I met @ruffian about a decade ago. She was working at a record label and I was at a now defunct content site, GetMusic.com which Universal has now revived as a mobile brand. @ruffian is one of the most genuine industry people I’ve ever met. She is ‘old school new media’, does crafts and used to play in a band.
She is creative, humble, imaginative and believes in making a difference for the bands she promotes. She also just celebrated her birthday this week making her part of the December Baby Club, a day she happens to also share with Nelly Furtado and Britney Spears.
Location: New York, New York
Vocation: Bits + Bytes
1) What advice do you have for new bands trying to make it?
Get involved. Ask questions.You can potentially uncover opportunities by talking to people in the business and other bands. I encourage bands to understand how the multiple facets of the business function (from direct-to-fan marketing and promotions, touring, publishing, you name it) as they continue to hone their craft — even – especially – when you grow to a point where you have outside parties working on your behalf. What works and why? How do you as an artist benefit? How does this help you convey the essence of your music and help you relate and connect with your fans? Both your creative, marketing, business decisions will benefit from the knowledge you accumulate.
2) What are your favorite digital campaigns this year?
Some favorite moments in digital this year include:
-Burger King’s (short-lived) Facebook Whopper Sacrifice
–Coldplay’s free live concert album LeftRightLeftRightLeft
-Fanfarlo’s limited time offer of their album Reservoir for $1
–In B Flat
–Eternal Moonwalk Tribute to Michael Jackson (R.I.P.)
3) What do you like about working with artists? How does it effect the way you market them?
I really enjoy getting to know the people behind the music — it helps to get to know artists personally, understanding what inspires them, their values and any interests outside of music. In turn, this can spark customized promotions that add dimension to an artist beyond their music. It’s amazing to talk to artists, hear their story on how they got their start and how and when they decided to really go for music. It’s quite motivating.
4) How long have you been making crafts? What kind of crafts do you like best?
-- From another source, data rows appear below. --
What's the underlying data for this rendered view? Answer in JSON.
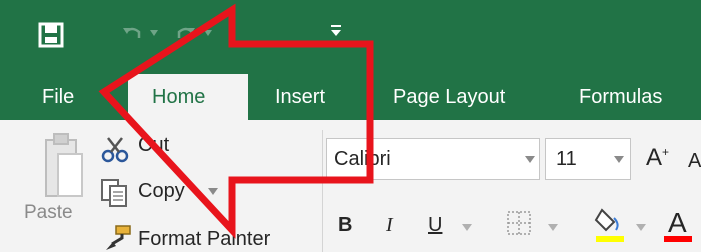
{
  "quick_access": {
    "save_icon": "save-icon",
    "undo_icon": "undo-icon",
    "redo_icon": "redo-icon",
    "customize_icon": "customize-quick-access-icon"
  },
  "tabs": [
    {
      "label": "File",
      "active": false
    },
    {
      "label": "Home",
      "active": true
    },
    {
      "label": "Insert",
      "active": false
    },
    {
      "label": "Page Layout",
      "active": false
    },
    {
      "label": "Formulas",
      "active": false
    }
  ],
  "clipboard": {
    "paste_label": "Paste",
    "cut_label": "Cut",
    "copy_label": "Copy",
    "format_painter_label": "Format Painter"
  },
  "font": {
    "font_name": "Calibri",
    "font_size": "11",
    "grow_font_label": "A",
    "shrink_font_label": "A",
    "bold_label": "B",
    "italic_label": "I",
    "underline_label": "U",
    "fill_color": "#ffff00",
    "font_color": "#ff0000"
  },
  "colors": {
    "excel_green": "#217346",
    "annotation_red": "#e8141c"
  }
}
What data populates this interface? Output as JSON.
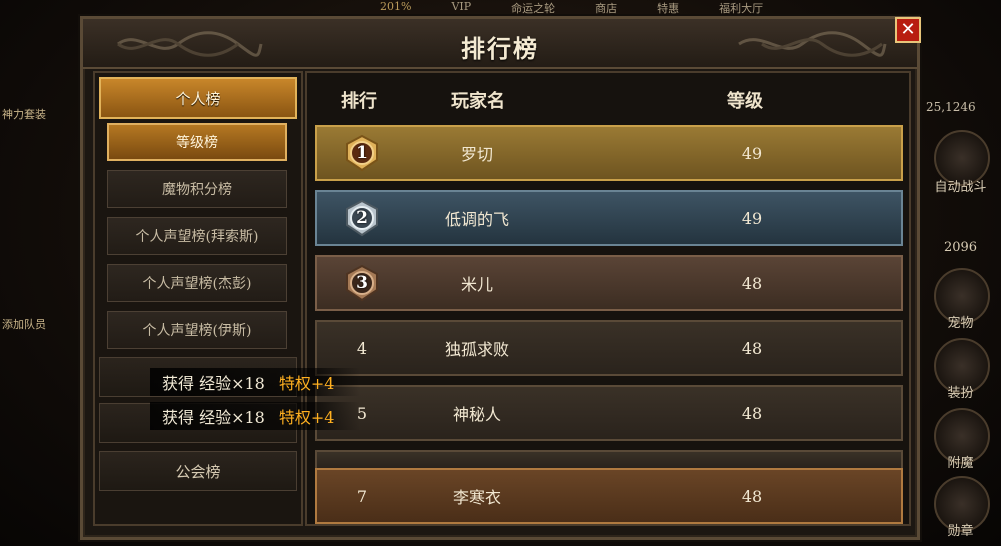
{
  "top_bar": [
    "VIP",
    "命运之轮",
    "商店",
    "特惠",
    "福利大厅"
  ],
  "top_bar_percent": "201%",
  "left_strip": {
    "suit_label": "神力套装",
    "add_team": "添加队员"
  },
  "coord": "25,1246",
  "right_strip": {
    "auto_battle": "自动战斗",
    "power": "2096",
    "pet": "宠物",
    "dress": "装扮",
    "enchant": "附魔",
    "medal": "勋章"
  },
  "panel": {
    "title": "排行榜",
    "close": "✕"
  },
  "nav": {
    "main": "个人榜",
    "items": [
      "等级榜",
      "魔物积分榜",
      "个人声望榜(拜索斯)",
      "个人声望榜(杰彭)",
      "个人声望榜(伊斯)"
    ],
    "group_guild": "公会榜"
  },
  "table": {
    "headers": {
      "rank": "排行",
      "name": "玩家名",
      "level": "等级"
    },
    "rows": [
      {
        "rank": "1",
        "name": "罗切",
        "level": "49"
      },
      {
        "rank": "2",
        "name": "低调的飞",
        "level": "49"
      },
      {
        "rank": "3",
        "name": "米儿",
        "level": "48"
      },
      {
        "rank": "4",
        "name": "独孤求败",
        "level": "48"
      },
      {
        "rank": "5",
        "name": "神秘人",
        "level": "48"
      },
      {
        "rank": "7",
        "name": "李寒衣",
        "level": "48"
      }
    ]
  },
  "toasts": [
    {
      "gain": "获得 经验×18",
      "priv": "特权+4"
    },
    {
      "gain": "获得 经验×18",
      "priv": "特权+4"
    }
  ],
  "colors": {
    "gold": "#c9a04a",
    "silver": "#6a8494",
    "bronze": "#7a5e48",
    "accent": "#ffb020",
    "close": "#b81d10"
  }
}
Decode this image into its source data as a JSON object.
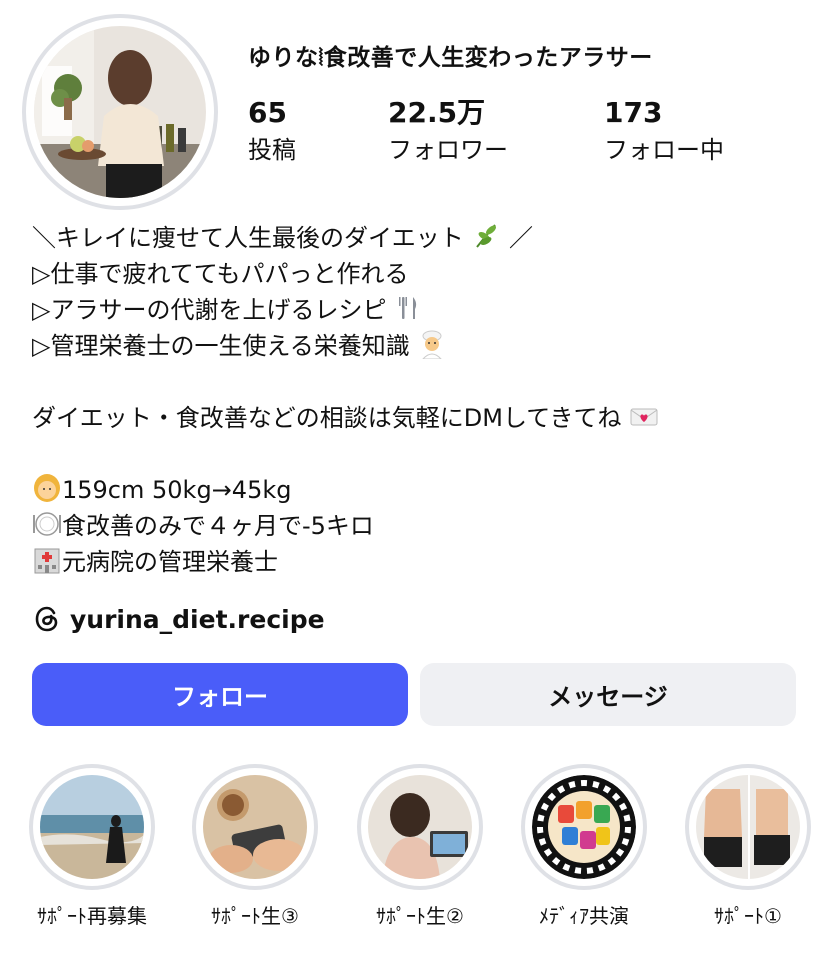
{
  "profile": {
    "name": "ゆりな⦚食改善で人生変わったアラサー",
    "stats": [
      {
        "value": "65",
        "label": "投稿"
      },
      {
        "value": "22.5万",
        "label": "フォロワー"
      },
      {
        "value": "173",
        "label": "フォロー中"
      }
    ]
  },
  "bio": {
    "line1": "＼キレイに痩せて人生最後のダイエット",
    "line1_end": "／",
    "line2": "▷仕事で疲れててもパパっと作れる",
    "line3": "▷アラサーの代謝を上げるレシピ",
    "line4": "▷管理栄養士の一生使える栄養知識",
    "line5": "ダイエット・食改善などの相談は気軽にDMしてきてね",
    "line6": "159cm 50kg→45kg",
    "line7": "食改善のみで４ヶ月で-5キロ",
    "line8": "元病院の管理栄養士"
  },
  "threads": {
    "handle": "yurina_diet.recipe"
  },
  "actions": {
    "follow": "フォロー",
    "message": "メッセージ"
  },
  "highlights": [
    {
      "label": "ｻﾎﾟｰﾄ再募集"
    },
    {
      "label": "ｻﾎﾟｰﾄ生③"
    },
    {
      "label": "ｻﾎﾟｰﾄ生②"
    },
    {
      "label": "ﾒﾃﾞｨｱ共演"
    },
    {
      "label": "ｻﾎﾟｰﾄ①"
    }
  ],
  "colors": {
    "follow_button": "#4a5df9",
    "message_button": "#eff0f3",
    "ring": "#dfe1e6"
  }
}
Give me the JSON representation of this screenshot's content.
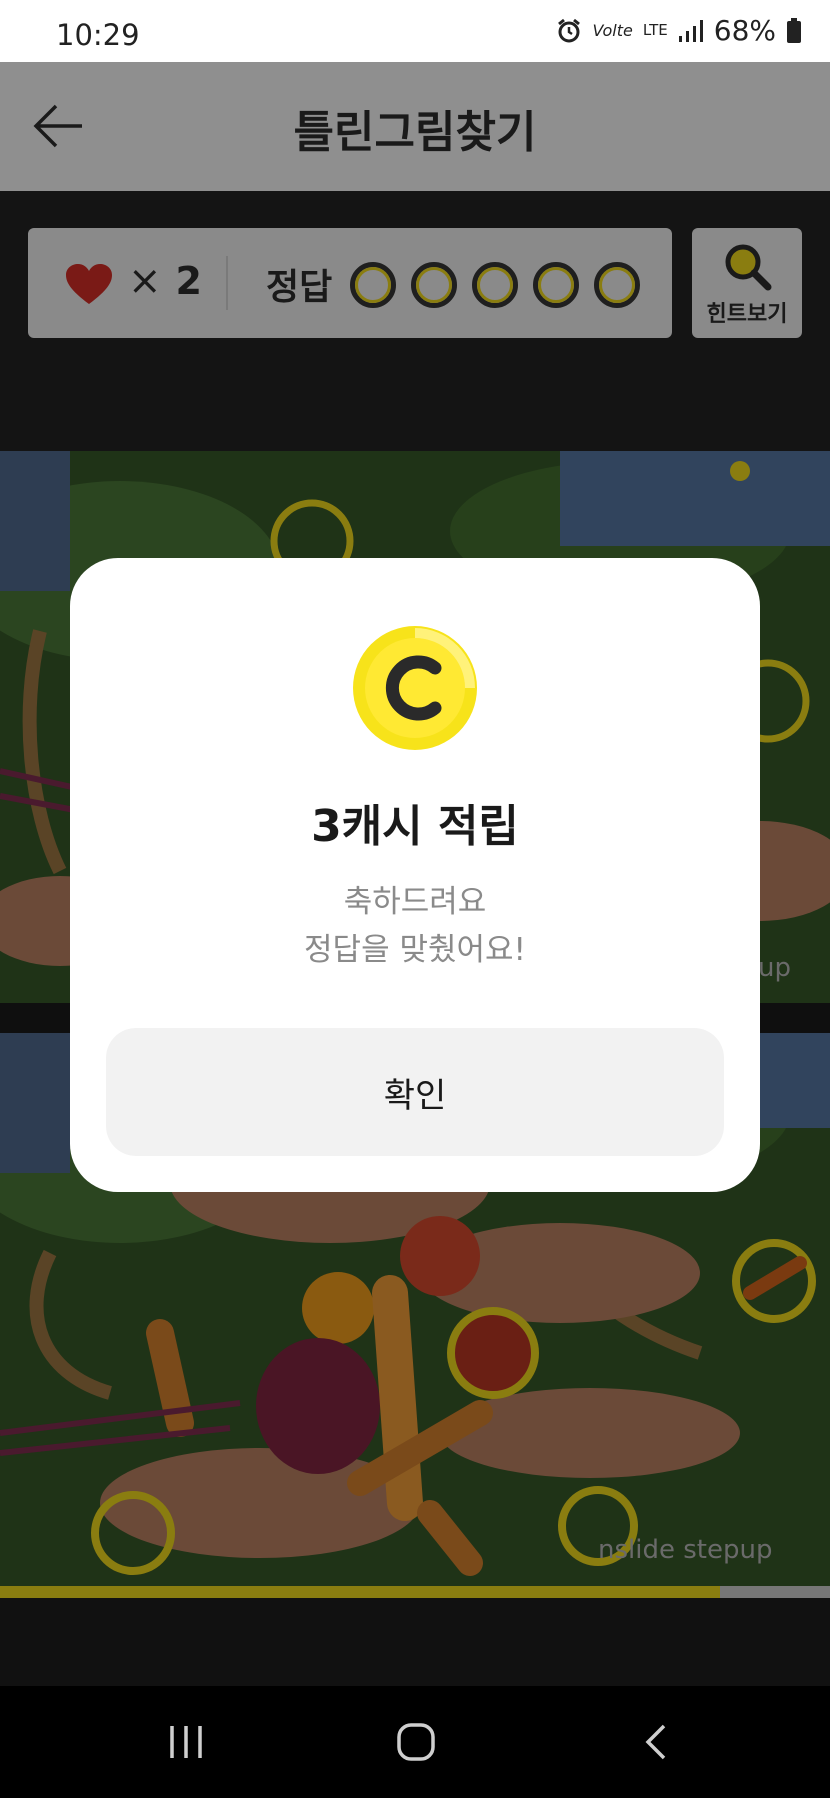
{
  "status_bar": {
    "time": "10:29",
    "volte": "Volte",
    "lte": "LTE",
    "battery": "68%"
  },
  "header": {
    "title": "틀린그림찾기"
  },
  "score": {
    "lives": "2",
    "multiplier": "×",
    "answer_label": "정답",
    "found": 0,
    "total": 5
  },
  "hint": {
    "label": "힌트보기"
  },
  "modal": {
    "title": "3캐시 적립",
    "line1": "축하드려요",
    "line2": "정답을 맞췄어요!",
    "confirm_label": "확인"
  },
  "watermark": {
    "top": "up",
    "bottom": "nslide stepup"
  },
  "progress": {
    "fraction": 0.867
  },
  "colors": {
    "accent": "#f5d800",
    "dim_accent": "#8a7d10",
    "heart": "#e0261f",
    "dim_heart": "#7a1a16"
  }
}
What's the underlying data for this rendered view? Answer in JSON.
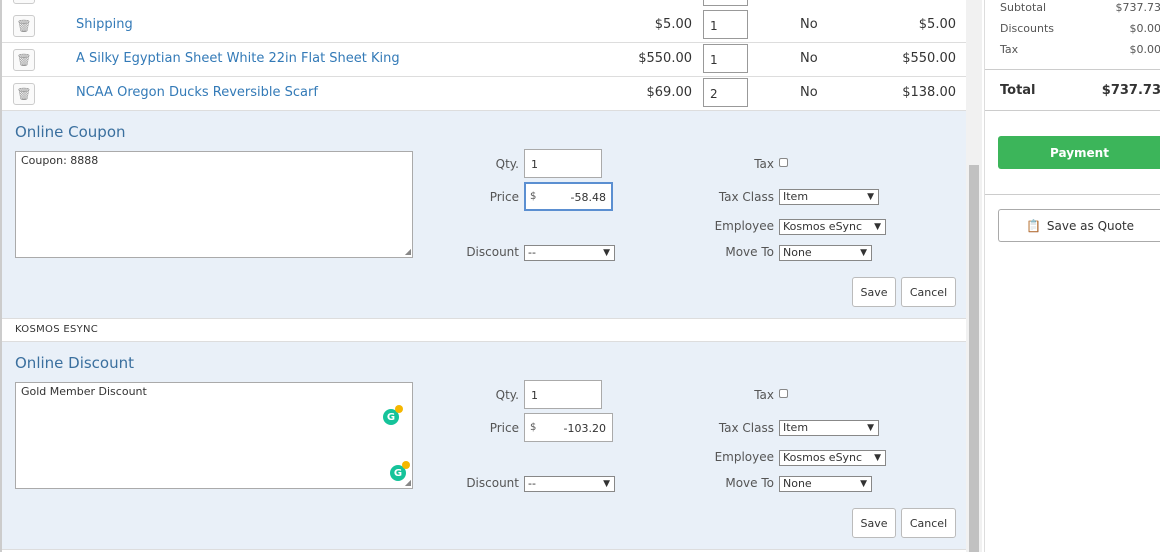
{
  "items": [
    {
      "name": "Shipping",
      "price": "$5.00",
      "qty": "1",
      "tax": "No",
      "total": "$5.00"
    },
    {
      "name": "A Silky Egyptian Sheet White 22in Flat Sheet King",
      "price": "$550.00",
      "qty": "1",
      "tax": "No",
      "total": "$550.00"
    },
    {
      "name": "NCAA Oregon Ducks Reversible Scarf",
      "price": "$69.00",
      "qty": "2",
      "tax": "No",
      "total": "$138.00"
    }
  ],
  "coupon": {
    "title": "Online Coupon",
    "description": "Coupon: 8888",
    "qty_label": "Qty.",
    "qty": "1",
    "price_label": "Price",
    "currency": "$",
    "price": "-58.48",
    "discount_label": "Discount",
    "discount": "--",
    "tax_label": "Tax",
    "tax_class_label": "Tax Class",
    "tax_class": "Item",
    "employee_label": "Employee",
    "employee": "Kosmos eSync",
    "move_to_label": "Move To",
    "move_to": "None",
    "save": "Save",
    "cancel": "Cancel"
  },
  "employee_header": "KOSMOS ESYNC",
  "discount_item": {
    "title": "Online Discount",
    "description": "Gold Member Discount",
    "qty_label": "Qty.",
    "qty": "1",
    "price_label": "Price",
    "currency": "$",
    "price": "-103.20",
    "discount_label": "Discount",
    "discount": "--",
    "tax_label": "Tax",
    "tax_class_label": "Tax Class",
    "tax_class": "Item",
    "employee_label": "Employee",
    "employee": "Kosmos eSync",
    "move_to_label": "Move To",
    "move_to": "None",
    "save": "Save",
    "cancel": "Cancel"
  },
  "summary": {
    "subtotal_label": "Subtotal",
    "subtotal": "$737.73",
    "discounts_label": "Discounts",
    "discounts": "$0.00",
    "tax_label": "Tax",
    "tax": "$0.00",
    "total_label": "Total",
    "total": "$737.73",
    "payment_button": "Payment",
    "quote_button": "Save as Quote"
  },
  "colors": {
    "accent": "#337ab7",
    "payment": "#3cb55a",
    "panel": "#e9f0f8"
  }
}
I began crafting as a youngster. My high school best friend and I would spend hours browsing our local arts and crafts storesfor our latest projects, which, at the time, would include fabric painting, shadow box painting, decoupage, beading, among others. We would then organize weekend crafts fairs, with our finest creations merchandised on her driveway for passersby to browse.
More recently I’ve also enjoyed glass painting, an activity that was introduced to me in college. Liquitex makes a line of paints called “Glossies” that you can apply to glass and then bake to create a glossy finish. I like using sponges to dab on the colour.
5) How do you feel about ‘free music’ to promote a band? Music consumption is up, but so are illegal downloads. What’s your solution?
“Free music” can certainly serve as an effective discovery tool for developing artists and strengthen the listener’s intent to purchase other tracks or the album or otherwise contribute to other sources of revenue. Just as a company might take a sample strategy to get potential consumers to try their product, offering a free download can help introduce a new artist, especially if coupled with strong word-of-mouth, and inspire music fans to delve deeper into an artist’s repertoire. It may help pique his interest enough to watch a video on YouTube, stream a song on MySpace, purchase additional tracks (and eventually later the album) or perhaps even get him out to a show. For an established artist, a limited time free music offer can be part of “FRM” (fan relationship management) strategy — either as an incentive (for an e-mail sign-up, for example) or as a giveback to fans.